Supplied material section start
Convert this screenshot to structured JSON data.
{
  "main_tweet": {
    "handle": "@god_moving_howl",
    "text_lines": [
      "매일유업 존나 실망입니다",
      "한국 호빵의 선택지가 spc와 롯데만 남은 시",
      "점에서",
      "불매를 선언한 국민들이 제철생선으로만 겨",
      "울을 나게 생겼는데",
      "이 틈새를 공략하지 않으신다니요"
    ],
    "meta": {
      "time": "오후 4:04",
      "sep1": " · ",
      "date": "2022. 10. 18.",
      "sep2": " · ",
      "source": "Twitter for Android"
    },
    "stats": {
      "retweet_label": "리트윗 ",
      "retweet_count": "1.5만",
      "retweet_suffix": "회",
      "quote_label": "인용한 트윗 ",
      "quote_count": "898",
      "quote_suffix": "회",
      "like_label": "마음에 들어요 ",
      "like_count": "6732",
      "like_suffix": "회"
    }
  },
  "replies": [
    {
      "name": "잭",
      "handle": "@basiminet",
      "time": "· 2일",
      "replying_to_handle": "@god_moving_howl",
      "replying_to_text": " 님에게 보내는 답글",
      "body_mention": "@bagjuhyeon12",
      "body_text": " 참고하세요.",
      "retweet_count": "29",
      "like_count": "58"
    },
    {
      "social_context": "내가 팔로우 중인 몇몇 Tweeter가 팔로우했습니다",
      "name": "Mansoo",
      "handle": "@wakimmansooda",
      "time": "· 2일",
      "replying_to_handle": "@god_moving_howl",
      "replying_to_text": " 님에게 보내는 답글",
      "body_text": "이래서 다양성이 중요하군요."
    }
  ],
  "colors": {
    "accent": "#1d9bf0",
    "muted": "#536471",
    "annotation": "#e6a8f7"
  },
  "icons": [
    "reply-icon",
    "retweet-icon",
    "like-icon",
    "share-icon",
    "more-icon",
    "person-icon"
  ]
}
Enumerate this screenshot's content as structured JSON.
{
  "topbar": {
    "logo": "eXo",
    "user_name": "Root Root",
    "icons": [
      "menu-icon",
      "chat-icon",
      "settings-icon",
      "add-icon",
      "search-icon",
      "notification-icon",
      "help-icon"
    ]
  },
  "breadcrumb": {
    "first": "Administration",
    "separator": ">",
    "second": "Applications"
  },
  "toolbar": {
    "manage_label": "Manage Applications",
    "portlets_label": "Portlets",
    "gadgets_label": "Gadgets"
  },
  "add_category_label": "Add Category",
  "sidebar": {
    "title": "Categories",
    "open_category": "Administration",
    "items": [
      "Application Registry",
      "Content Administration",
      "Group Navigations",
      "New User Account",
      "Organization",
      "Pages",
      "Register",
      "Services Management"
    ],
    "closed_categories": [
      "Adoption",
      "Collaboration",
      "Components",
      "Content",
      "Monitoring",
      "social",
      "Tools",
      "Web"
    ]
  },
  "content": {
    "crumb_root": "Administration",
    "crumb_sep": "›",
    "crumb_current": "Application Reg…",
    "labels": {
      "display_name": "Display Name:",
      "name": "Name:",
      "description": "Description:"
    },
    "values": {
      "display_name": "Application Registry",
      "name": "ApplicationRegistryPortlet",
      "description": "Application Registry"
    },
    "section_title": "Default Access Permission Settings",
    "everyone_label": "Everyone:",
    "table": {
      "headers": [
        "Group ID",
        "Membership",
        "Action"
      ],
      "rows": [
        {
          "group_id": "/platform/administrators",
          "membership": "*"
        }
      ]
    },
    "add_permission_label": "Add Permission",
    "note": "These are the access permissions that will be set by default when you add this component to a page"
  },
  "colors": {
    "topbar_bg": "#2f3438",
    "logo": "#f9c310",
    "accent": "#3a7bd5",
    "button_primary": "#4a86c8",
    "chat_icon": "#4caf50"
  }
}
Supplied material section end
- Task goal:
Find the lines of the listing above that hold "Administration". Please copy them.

- Written answer:
    "first": "Administration",
    "open_category": "Administration",
      "Content Administration",
    "crumb_root": "Administration",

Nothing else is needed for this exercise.